MATERIAL SHOWN section start

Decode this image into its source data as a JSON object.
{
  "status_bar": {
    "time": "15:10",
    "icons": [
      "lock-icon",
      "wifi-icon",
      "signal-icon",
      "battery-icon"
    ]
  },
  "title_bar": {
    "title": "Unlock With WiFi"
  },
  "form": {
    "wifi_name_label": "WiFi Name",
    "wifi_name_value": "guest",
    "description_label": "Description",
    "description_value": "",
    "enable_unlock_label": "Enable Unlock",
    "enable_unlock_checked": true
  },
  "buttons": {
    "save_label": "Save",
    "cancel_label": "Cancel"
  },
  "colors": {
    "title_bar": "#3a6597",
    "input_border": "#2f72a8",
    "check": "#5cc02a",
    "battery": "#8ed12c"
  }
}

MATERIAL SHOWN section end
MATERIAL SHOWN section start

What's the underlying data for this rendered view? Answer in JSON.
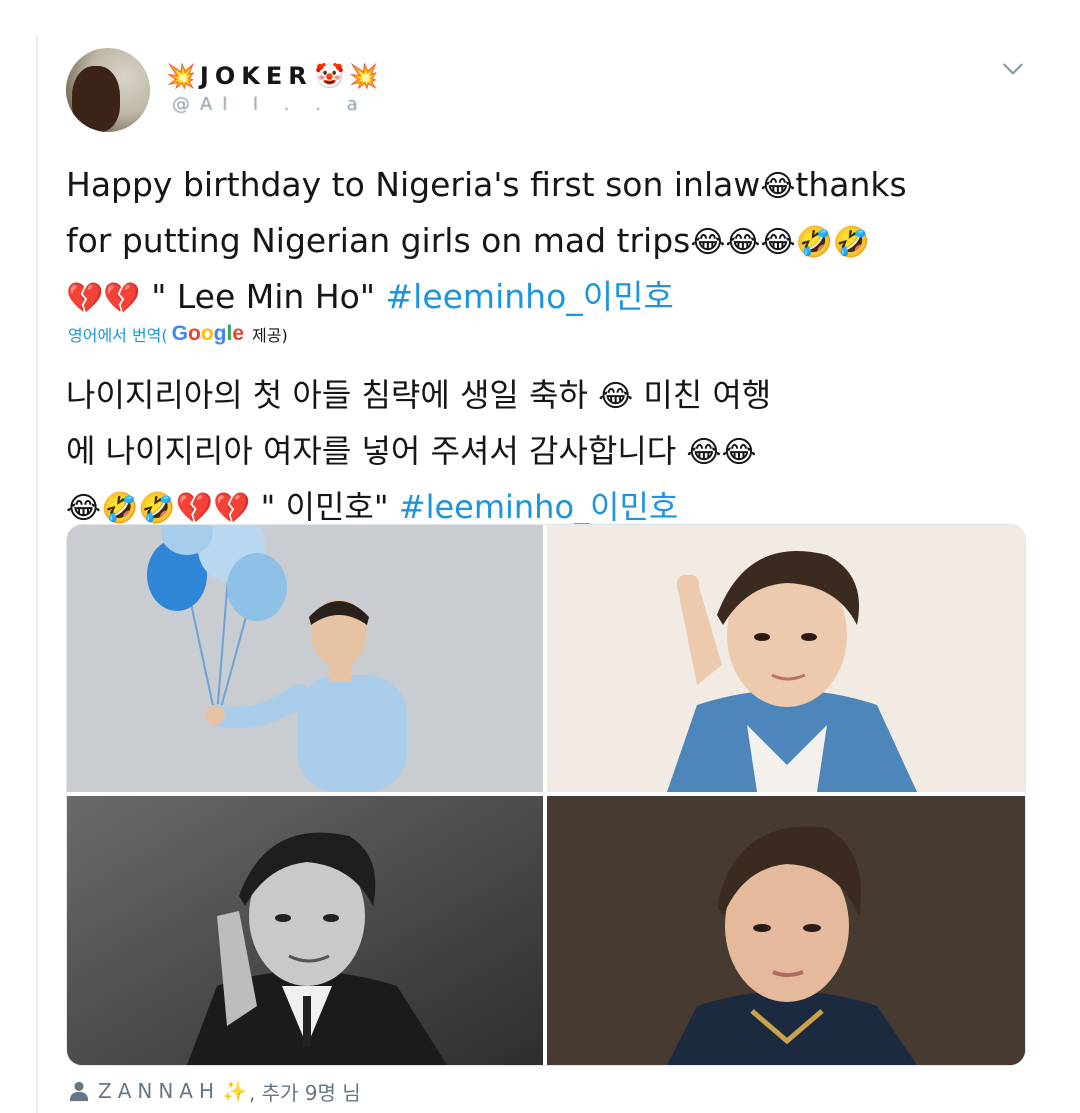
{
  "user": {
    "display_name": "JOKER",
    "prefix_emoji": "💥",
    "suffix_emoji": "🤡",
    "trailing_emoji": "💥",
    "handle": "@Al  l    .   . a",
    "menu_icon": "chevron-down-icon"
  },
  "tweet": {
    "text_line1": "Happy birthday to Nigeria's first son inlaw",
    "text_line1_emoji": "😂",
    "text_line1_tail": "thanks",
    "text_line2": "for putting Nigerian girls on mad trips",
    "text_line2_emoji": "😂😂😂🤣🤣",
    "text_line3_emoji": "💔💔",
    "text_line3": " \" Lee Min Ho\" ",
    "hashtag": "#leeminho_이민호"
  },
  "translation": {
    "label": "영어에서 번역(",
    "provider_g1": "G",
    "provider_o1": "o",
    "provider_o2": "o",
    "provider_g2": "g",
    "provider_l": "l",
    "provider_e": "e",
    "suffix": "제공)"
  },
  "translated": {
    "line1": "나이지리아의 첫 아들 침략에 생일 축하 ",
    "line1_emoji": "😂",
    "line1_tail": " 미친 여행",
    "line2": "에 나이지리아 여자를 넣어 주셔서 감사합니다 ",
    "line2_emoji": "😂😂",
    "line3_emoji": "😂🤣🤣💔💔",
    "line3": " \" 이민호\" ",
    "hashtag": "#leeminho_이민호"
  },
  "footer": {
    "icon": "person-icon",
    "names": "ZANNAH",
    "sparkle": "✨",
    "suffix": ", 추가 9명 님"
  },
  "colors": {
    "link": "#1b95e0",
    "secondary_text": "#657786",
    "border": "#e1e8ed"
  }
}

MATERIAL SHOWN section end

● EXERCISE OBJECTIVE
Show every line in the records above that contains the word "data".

● YOUR SOLUTION
Decode this image into its source data as a JSON object.
What's the underlying data for this rendered view? Answer in JSON.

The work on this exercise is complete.